Hooshyar Khayam & Bamdad Afshar
When Donald Trump withdrew from the Iran nuclear deal in May 2018, one suspects the impact on the ability of independent artists in the country to continue to work internationally was not near the top of his list of priorities (assuming that such a list existed). The ensuing economic sanctions on Iran made life harder still, as did Trump’s travel ban on Iran’s nationals. The situation for Iran’s music industry was dire, with concerts from visiting musicians quickly drying up and international connections for native musicians becoming far more difficult to establish.
One person who was keenly aware of this deterioration was Matthias Koch, a German music promoter who took it upon himself to set up a label specifically to support Iranian artists that have found themselves asphyxiated by the new wave of sanctions. The label – 30M Records – makes its debut this month with the release of a statement album, a collaboration between two oppositional artists that represent the folk traditions of the country’s provincial music on the one hand and the unrestricted possibility of the country’s musical future on the other.
Composer and pianist Hooshyar Khayam channels the history of Gwati, a form of music rooted in Baluchistan that is celebrated for its healing, cathartic qualities, while electronic musician Bamdad Afshar is known for his film and theatre compositions that stretch into unmapped areas beyond the ancient plateaus of the region and into the imaginations of its current generations. This first album, titled RAAZ, or ‘Secret’ in Farsi, plays the two sensibilities off against each other with ease, knowing that the best way to celebrate tradition is by proving that it can still be the source of new inspiration.
Khayam’s end of the deal is best exemplified on tracks like ‘Anthology’ and ‘Sha’sh’, in which the core principles are upheld as strings jump and sing, voices pull together in harmony and in the case of the former track, the pace skips almost to a dabke rhythm, as the Gwati healing becomes a therapeutic street party.
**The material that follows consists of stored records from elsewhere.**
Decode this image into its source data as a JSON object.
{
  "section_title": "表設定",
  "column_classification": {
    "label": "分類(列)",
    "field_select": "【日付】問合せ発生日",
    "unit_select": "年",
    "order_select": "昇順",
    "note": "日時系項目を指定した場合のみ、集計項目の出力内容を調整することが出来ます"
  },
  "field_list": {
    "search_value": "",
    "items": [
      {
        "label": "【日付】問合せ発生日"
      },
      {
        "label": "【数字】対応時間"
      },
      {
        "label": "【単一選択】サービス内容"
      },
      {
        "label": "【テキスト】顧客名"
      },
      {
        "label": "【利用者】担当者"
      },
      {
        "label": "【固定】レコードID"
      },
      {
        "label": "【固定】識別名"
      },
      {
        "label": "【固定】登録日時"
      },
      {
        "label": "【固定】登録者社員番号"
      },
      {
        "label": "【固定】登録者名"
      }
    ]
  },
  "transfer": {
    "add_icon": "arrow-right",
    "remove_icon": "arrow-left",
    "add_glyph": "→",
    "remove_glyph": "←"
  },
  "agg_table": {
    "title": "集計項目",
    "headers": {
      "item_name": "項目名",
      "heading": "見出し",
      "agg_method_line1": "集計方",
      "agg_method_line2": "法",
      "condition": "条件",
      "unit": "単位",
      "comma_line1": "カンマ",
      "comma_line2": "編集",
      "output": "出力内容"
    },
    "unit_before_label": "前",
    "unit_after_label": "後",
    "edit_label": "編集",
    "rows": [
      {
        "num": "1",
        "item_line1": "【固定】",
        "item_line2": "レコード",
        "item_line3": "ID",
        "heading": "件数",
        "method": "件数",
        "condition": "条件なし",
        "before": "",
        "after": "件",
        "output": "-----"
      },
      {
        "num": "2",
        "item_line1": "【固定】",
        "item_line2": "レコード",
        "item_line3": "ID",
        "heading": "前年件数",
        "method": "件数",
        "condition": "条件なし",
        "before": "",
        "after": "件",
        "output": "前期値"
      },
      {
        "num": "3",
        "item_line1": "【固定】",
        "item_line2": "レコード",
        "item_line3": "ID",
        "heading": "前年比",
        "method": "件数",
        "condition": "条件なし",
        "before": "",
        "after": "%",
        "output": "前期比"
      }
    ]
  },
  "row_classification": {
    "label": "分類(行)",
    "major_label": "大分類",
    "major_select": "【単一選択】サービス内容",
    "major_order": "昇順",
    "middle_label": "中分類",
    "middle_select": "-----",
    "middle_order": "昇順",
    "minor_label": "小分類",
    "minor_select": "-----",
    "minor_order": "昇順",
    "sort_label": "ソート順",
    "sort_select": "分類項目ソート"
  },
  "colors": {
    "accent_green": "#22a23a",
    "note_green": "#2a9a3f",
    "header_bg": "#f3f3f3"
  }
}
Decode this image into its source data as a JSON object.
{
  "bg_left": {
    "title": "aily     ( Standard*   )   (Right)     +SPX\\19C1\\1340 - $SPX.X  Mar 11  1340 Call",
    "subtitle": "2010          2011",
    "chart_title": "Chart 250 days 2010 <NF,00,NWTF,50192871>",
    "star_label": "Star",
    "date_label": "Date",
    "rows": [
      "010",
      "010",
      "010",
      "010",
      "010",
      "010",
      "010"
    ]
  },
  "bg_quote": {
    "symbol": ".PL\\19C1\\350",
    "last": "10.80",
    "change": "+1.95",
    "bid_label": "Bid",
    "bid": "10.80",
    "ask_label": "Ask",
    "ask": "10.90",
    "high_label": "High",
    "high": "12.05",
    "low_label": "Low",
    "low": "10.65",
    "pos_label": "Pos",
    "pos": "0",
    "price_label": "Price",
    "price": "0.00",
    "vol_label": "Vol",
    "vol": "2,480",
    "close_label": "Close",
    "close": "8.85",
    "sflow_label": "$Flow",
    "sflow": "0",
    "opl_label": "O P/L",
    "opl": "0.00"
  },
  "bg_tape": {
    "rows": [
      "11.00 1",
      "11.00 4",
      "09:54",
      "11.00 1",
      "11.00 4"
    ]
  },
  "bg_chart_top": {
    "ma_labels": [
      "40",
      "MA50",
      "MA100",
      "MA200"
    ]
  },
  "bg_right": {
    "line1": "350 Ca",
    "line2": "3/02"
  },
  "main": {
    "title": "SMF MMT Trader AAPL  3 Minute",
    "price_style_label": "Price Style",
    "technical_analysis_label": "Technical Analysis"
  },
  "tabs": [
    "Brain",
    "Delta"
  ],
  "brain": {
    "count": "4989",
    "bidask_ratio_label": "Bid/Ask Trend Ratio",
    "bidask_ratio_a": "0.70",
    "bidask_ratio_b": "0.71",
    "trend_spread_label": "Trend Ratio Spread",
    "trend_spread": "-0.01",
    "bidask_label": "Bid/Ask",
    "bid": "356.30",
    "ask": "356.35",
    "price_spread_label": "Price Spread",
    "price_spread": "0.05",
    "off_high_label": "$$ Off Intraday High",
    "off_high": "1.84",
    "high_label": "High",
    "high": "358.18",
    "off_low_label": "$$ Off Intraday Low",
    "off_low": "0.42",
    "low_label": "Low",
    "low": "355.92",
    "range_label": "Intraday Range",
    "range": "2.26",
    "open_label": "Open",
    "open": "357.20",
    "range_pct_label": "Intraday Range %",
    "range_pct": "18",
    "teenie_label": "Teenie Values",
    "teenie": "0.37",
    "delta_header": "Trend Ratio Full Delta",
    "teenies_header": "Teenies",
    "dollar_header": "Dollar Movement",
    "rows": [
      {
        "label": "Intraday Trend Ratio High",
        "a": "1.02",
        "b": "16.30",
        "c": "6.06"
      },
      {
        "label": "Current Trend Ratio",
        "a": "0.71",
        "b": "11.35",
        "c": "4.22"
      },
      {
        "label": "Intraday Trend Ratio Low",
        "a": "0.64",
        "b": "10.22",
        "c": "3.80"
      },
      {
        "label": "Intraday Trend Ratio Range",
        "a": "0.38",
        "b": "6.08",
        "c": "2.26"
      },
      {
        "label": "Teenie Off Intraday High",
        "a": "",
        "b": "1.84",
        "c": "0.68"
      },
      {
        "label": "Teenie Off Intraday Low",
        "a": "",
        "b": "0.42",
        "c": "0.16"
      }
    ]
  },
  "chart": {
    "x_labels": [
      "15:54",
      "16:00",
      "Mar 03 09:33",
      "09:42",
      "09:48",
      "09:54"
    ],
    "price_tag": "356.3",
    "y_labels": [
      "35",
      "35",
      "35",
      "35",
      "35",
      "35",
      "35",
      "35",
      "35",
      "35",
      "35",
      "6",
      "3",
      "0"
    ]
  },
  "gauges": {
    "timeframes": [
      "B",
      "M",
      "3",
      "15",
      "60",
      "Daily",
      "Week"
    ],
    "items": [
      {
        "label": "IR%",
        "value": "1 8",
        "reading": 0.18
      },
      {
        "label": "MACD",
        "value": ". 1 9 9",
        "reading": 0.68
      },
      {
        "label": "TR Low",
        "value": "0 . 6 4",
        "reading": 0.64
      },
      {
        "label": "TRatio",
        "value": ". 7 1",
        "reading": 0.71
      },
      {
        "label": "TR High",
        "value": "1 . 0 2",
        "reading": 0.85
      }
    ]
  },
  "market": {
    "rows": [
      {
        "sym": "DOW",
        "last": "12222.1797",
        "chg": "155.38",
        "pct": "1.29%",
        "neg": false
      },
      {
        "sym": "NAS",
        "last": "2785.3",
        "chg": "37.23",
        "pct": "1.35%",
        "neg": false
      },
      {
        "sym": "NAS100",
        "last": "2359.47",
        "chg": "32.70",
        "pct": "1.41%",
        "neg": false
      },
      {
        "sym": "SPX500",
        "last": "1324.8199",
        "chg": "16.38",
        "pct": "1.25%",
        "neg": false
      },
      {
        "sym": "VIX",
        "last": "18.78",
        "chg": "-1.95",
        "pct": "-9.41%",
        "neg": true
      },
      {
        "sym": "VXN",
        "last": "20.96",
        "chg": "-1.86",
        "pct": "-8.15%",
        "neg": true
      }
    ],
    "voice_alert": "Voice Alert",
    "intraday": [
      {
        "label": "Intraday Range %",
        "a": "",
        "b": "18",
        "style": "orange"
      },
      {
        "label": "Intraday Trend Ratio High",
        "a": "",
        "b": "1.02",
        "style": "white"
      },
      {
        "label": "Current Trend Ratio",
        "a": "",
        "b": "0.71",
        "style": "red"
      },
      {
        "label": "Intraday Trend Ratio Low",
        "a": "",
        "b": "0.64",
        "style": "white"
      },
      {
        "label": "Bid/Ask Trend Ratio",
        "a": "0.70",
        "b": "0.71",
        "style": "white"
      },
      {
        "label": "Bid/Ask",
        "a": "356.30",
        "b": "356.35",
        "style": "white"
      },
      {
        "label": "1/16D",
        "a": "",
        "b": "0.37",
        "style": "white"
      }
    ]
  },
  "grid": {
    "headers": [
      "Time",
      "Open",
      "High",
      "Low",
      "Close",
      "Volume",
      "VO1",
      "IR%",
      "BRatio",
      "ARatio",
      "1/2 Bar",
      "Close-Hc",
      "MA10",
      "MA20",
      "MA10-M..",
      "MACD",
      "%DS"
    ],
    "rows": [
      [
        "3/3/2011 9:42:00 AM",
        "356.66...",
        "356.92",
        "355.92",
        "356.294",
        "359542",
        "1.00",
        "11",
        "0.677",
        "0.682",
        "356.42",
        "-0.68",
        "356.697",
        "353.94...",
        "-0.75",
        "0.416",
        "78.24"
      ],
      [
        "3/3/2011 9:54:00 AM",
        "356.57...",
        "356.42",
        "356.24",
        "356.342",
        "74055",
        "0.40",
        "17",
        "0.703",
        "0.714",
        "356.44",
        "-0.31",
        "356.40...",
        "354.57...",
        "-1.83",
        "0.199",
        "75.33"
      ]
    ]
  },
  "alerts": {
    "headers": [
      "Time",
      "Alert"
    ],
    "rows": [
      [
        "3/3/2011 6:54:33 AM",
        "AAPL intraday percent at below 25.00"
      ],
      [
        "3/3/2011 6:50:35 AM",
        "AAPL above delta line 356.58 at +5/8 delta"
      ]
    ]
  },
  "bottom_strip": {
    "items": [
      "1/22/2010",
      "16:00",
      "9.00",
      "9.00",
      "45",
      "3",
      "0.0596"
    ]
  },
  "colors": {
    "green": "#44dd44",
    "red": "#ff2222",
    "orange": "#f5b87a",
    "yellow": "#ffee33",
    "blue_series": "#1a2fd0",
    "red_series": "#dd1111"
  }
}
Khayam’s casual, plaintive piano takes the starring role on ‘Say’, whereas more mournful strings adorn ‘Pa’nj’, before a sharp, squalling atonality befalls them.
Where Afshar comes into his own is during the electronically tampered tracks such as ‘Raaz’, where the Baluchi singers are paired with a writhing, prowling bed of treated atmospherics that catapult between moody and pounding, or ‘Do’, where the arrangement is more patient and contemplative. On ‘Yə´k’, prepared piano is joined by a strained string quartet as if the track is reaching inwards, pulling at a pain that is nerve deep. Voices and percussion arrive like a gathering crowd, not quite in celebration but definitely with a sense of community.
The fusion of the two artists is best captured by ‘Noh’, where a new female voice is pitch-shifted and shuffled between Afshar’s bleeps and blips. The track ventures out into the vast, open unknown, blinking somewhat, nervous but inquisitive. Electronic crackles codify into rhythmic, clickable beats and it feels like the birth of something, almost akin to Kubrick’s star child sequence from 2001: A Space Odyssey. It leaves the listener filled with the hope with which this record was recorded and released, that the future exists for artists such as these, and even better, we have no idea yet what it will sound like.
Subscribers to Loud And Quiet now receive a limited edition flexi disc of a rare track with their copy of the magazine
This month’s disc is from Detroit punk band Protomartyr